Spring Training workouts are well under way with the Seattle Mariners slated to play an intrasquad Monday. Erasmo Ramirez and Jordan Pries will start the game, which is weather permitting. Of note, several candidates for the second left-handed bullpen arm are scheduled to pitch: Lucas Luetge, David Rollins, Joe Saunders, Mike Kickham, and Rafael Perez.
After a string of minor league signings, the Mariners signed veteran second baseman Rickie Weeks to a one-year deal with a $2 million guarantee. Prospect Insider’s Jason A. Churchill analyzed the value that Weeks brings to the club. Churchill notes that Weeks’ role on the roster is unclear; the right-hander has exclusively played second base for the duration of his big league career and Willie Bloomquist has a guaranteed contract. The 32-year old has been getting work as an outfielder though, and could platoon in left field with Dustin Ackley. Whatever the case, Churchill views the move as having no downside and solidifying the bench.
With the signing of Weeks likely being the last move of significance made before Opening Day, we can reasonably estimate payroll for the upcoming season to be in the $120 million range. I broke down how the Mariners will be distributing salary by position.
College baseball season has also opened and Rob Balboni has previews and predictions: Big-12, Pac-12,SEC, and ACC. One player in particular keeping a close eye on is Stanford’s Cal Quantrill, the son of former big league pitcher Paul Quantrill who ranks as one of the top sophomore pitchers in the country.
While there’s reason to believe the Mariners could be playing baseball in October for the first time since 2001, there is concern as to whether the rotation will be able to hold up, writes Luke Arkins.

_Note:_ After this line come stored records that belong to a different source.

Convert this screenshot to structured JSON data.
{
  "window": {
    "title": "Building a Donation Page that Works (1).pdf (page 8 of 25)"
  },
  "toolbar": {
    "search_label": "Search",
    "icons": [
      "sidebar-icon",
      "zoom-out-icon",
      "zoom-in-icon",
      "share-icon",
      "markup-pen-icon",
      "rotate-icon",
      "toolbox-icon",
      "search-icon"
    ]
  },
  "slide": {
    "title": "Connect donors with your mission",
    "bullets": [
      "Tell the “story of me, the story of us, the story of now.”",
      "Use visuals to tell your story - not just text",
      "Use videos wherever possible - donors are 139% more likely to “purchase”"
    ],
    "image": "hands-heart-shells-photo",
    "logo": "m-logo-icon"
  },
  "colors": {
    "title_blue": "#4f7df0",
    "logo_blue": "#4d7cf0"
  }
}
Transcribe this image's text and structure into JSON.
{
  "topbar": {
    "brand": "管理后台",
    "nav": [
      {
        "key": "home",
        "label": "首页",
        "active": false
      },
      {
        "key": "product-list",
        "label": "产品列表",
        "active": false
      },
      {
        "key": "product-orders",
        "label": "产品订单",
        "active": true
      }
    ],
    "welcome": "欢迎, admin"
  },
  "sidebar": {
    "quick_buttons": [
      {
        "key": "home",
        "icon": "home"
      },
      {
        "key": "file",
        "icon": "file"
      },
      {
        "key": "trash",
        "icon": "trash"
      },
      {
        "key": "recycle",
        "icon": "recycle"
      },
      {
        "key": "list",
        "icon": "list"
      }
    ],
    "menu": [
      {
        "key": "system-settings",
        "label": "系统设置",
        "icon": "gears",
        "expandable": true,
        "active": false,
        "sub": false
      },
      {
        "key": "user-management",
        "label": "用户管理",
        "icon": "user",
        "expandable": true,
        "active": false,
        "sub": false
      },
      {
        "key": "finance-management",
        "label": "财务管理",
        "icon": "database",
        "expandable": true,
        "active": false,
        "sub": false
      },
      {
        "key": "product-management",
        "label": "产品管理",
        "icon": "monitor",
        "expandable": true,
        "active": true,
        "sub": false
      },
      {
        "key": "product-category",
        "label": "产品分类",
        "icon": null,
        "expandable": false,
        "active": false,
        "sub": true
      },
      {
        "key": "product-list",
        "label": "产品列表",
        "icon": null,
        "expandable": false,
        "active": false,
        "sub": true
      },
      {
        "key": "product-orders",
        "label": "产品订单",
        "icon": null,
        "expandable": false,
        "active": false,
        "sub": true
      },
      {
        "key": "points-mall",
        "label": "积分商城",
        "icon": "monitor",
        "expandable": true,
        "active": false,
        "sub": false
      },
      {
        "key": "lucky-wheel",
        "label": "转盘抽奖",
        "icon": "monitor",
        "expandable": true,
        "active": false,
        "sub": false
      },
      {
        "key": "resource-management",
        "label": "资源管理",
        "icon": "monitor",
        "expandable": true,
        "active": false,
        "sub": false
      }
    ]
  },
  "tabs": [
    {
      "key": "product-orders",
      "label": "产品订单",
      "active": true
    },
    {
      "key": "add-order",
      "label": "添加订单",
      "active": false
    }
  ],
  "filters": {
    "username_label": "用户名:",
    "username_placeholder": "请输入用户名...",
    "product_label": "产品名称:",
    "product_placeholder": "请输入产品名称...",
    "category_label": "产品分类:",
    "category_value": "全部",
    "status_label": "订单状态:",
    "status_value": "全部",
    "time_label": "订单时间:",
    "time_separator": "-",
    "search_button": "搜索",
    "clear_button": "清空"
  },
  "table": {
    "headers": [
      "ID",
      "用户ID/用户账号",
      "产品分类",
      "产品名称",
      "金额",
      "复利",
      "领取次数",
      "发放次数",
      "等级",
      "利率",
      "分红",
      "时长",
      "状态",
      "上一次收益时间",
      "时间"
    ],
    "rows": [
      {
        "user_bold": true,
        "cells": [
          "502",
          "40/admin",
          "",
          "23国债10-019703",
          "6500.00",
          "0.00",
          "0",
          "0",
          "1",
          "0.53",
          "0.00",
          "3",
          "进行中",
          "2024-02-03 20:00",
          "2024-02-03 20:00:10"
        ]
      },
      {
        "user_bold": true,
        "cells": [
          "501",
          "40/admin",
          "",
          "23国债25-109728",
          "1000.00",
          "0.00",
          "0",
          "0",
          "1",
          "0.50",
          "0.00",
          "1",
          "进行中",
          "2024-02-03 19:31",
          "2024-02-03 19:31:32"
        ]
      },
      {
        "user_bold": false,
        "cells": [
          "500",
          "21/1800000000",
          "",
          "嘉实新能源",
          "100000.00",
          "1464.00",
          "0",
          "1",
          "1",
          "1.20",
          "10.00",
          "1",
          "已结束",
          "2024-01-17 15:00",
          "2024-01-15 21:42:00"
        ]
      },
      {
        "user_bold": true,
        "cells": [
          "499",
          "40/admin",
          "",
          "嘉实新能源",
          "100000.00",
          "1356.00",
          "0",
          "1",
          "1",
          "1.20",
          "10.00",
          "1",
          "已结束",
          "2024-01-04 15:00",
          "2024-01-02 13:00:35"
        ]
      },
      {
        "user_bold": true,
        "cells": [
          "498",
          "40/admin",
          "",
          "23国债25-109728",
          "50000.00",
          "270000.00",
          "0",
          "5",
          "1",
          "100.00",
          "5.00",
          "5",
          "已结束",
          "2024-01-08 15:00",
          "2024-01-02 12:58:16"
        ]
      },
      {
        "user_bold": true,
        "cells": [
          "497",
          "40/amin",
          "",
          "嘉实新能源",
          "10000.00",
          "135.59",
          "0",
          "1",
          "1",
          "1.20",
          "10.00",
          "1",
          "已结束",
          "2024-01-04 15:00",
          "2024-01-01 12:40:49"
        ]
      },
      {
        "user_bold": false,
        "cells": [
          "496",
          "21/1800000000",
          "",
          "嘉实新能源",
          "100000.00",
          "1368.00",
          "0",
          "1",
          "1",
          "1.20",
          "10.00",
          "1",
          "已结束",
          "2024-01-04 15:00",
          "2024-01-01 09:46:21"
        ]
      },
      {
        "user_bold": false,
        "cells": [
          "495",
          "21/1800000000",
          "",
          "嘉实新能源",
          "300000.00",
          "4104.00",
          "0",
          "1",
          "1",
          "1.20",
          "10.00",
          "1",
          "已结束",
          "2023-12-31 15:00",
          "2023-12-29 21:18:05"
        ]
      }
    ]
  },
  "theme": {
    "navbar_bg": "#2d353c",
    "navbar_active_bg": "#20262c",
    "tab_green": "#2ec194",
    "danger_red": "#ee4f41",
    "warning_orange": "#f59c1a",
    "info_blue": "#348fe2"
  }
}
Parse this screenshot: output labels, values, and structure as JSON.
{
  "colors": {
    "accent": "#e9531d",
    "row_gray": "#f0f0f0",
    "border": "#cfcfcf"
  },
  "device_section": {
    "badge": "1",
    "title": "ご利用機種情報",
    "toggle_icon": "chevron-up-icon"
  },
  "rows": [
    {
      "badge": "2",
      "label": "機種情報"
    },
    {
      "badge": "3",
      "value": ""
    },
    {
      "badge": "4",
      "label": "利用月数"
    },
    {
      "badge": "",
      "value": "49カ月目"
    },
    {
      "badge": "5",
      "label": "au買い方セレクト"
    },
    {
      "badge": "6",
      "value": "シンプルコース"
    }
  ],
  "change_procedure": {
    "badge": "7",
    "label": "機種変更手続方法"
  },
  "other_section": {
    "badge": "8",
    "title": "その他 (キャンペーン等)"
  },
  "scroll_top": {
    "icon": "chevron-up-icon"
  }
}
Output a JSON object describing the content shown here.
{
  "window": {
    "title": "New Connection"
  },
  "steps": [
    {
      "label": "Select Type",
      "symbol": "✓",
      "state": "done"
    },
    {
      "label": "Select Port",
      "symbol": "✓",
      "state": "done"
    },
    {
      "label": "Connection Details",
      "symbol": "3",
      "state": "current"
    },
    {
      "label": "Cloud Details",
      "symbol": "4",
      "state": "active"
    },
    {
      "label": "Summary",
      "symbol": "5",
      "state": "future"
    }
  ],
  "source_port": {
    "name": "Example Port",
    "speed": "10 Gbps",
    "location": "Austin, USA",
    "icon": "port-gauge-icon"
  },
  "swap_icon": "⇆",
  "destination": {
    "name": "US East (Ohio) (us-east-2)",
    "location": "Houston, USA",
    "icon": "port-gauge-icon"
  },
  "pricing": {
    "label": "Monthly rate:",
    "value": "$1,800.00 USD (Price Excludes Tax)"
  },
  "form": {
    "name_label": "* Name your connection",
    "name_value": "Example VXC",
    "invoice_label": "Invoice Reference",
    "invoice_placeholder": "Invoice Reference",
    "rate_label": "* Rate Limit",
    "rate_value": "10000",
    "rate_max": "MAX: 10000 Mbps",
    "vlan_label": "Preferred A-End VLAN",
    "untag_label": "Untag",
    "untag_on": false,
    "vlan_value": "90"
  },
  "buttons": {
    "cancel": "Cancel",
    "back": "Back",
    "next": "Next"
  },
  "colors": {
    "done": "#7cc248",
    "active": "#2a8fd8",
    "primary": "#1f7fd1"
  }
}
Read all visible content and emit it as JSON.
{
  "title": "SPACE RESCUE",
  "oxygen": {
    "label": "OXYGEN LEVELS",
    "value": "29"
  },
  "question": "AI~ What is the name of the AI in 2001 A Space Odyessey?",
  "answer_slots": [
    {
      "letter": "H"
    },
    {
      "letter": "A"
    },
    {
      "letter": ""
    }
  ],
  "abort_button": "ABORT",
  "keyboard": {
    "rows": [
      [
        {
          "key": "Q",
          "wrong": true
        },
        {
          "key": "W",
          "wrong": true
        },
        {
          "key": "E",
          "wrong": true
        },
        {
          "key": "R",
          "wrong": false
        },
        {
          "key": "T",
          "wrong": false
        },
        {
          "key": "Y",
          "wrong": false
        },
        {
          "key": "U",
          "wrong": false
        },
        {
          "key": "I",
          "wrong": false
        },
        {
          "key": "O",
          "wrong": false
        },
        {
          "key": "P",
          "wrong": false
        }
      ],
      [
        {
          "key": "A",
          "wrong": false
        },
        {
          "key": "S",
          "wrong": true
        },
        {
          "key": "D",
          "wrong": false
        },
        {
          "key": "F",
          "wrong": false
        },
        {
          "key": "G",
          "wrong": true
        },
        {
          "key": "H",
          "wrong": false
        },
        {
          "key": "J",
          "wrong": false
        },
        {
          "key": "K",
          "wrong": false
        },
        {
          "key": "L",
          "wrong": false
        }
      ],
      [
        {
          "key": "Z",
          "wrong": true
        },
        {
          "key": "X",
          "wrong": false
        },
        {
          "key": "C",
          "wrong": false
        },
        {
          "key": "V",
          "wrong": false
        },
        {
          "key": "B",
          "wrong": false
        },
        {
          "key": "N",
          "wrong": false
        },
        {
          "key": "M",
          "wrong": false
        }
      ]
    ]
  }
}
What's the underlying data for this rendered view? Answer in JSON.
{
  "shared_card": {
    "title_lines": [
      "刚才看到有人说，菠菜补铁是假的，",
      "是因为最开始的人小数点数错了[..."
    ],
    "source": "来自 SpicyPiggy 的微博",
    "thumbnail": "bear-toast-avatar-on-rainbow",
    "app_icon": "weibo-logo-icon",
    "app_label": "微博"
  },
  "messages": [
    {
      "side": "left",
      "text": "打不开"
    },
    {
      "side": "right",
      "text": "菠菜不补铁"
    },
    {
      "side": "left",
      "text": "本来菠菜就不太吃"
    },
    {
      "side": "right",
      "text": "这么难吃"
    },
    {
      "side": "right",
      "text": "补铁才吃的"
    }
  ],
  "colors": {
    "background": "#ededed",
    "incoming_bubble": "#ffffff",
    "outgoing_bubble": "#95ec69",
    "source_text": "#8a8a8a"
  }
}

Looking at the starters who appeared in the 2014 World Series, Arkins paints a picture of the demands the extended season has on a starting staff. Including Spring Training and the playoffs, San Francisco Giants ace Madison Bumgarner threw a whopping 291 innings. With youngsters James Paxton, Taijuan Walker, and Roenis Elias expected to play key roles in the rotation, adequate depth will be crucial to a successful season.
One starter who is finally back on the mound this spring is former No. 2 overall pick, Danny Hultzen. After missing the entire 2014 season recovering from surgery, the southpaw is ready to get back to work. But given the circumstances, including his age (25) and minimal innings pitched over the last few years, big league expectations for the youngster should be tempered. Hultzen is likely to start the year at Triple-A and will be watched very closely. There’s no timetable for his major league debut, and there shouldn’t be.
If the 2009 amateur draft could be redone with 20-20 hindsight, Mike Trout would go No. 1 overall, according to Churchill; much to everyone’s surprise, we know. That means actual No. 1 pick Stephen Strasburg ends up in the No. 2 spot owned by Seattle. Current Mariner Kyle Seager, who was the M’s third-round pick in 2009, takes the No. 5 spot. Other current Mariners Mike Zunino and James Paxton were selected in the 2009 draft but were not signed. Three years later Zunino would be the No. 3 overall pick while Paxton went in the fourth-round of the 2010 draft.
Lastly, in draft news, 2014 No. 1 pick Brady Aiken will pitch for the postgraduate team at IMG Academy in Bradenton, Florida. The decision allows the talented southpaw to be eligible for the 2015 amateur draft where he is currently projected to go near the top of the first round once again.